**BRIEF:**
Needed from the data below: all lines that contain the word "novembre".

**EXERCISE INPUT:**
>>

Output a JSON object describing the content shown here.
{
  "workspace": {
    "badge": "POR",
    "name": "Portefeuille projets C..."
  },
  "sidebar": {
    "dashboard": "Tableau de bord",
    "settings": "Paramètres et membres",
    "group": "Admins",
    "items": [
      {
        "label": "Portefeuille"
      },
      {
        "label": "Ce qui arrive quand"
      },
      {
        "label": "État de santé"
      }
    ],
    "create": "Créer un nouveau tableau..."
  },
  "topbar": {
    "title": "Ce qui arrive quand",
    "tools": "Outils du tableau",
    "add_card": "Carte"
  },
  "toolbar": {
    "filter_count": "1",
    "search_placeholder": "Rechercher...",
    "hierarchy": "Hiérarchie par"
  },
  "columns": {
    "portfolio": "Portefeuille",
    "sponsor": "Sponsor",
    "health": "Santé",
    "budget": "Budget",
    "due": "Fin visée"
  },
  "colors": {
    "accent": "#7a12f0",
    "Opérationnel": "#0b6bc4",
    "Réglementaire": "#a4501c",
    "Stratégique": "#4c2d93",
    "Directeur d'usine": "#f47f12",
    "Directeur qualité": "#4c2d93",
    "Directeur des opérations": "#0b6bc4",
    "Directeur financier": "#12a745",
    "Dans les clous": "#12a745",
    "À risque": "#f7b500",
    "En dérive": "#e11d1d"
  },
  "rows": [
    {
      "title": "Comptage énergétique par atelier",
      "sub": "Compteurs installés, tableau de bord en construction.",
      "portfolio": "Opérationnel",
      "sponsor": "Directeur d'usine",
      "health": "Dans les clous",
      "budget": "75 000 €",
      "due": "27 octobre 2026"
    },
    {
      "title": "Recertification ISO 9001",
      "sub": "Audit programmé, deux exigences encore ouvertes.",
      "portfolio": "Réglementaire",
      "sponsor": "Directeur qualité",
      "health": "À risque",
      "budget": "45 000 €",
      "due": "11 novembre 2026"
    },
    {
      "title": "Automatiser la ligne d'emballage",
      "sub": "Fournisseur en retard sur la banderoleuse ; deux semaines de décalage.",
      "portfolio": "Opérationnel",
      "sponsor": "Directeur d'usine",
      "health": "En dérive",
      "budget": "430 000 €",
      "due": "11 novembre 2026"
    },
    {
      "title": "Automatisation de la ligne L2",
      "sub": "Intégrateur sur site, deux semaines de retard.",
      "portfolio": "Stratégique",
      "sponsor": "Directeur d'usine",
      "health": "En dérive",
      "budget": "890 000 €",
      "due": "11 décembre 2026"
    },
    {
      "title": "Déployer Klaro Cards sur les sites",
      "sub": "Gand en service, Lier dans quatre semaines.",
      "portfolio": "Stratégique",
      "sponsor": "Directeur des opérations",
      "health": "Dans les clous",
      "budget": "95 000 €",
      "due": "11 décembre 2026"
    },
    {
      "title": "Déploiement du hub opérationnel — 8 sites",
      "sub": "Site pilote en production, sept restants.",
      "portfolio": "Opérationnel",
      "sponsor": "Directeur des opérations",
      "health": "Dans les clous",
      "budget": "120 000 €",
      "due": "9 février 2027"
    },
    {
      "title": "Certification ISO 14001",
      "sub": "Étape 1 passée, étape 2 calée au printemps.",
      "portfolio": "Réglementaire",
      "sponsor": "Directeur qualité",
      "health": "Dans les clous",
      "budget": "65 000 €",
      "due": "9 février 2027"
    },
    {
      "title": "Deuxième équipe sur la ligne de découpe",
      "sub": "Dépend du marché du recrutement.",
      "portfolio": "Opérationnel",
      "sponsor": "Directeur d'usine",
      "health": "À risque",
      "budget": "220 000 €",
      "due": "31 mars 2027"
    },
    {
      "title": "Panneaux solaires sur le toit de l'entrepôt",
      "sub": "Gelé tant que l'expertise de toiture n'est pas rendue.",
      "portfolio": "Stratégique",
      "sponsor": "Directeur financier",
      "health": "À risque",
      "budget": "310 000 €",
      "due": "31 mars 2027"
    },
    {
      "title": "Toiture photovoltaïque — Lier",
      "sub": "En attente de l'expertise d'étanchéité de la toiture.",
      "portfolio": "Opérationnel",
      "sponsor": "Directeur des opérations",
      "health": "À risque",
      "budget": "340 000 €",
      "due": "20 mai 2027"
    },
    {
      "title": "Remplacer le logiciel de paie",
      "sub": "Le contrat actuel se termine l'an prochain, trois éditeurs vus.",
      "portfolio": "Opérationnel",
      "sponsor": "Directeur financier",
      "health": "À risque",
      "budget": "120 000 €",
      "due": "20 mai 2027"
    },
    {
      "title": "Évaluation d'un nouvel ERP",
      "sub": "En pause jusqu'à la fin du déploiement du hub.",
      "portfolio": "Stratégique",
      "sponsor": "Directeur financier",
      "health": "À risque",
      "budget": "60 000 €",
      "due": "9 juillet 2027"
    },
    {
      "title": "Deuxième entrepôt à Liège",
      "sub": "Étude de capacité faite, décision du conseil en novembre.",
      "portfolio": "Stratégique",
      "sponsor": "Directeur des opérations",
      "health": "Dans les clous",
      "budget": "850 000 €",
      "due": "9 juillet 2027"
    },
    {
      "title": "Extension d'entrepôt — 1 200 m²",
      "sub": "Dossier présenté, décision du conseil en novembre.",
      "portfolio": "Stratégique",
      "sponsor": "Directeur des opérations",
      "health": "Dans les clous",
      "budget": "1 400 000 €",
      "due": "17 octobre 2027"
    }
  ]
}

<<

**YOUR SOLUTION:**
      "due": "11 novembre 2026"
      "due": "11 novembre 2026"
      "sub": "Étude de capacité faite, décision du conseil en novembre.",
      "sub": "Dossier présenté, décision du conseil en novembre.",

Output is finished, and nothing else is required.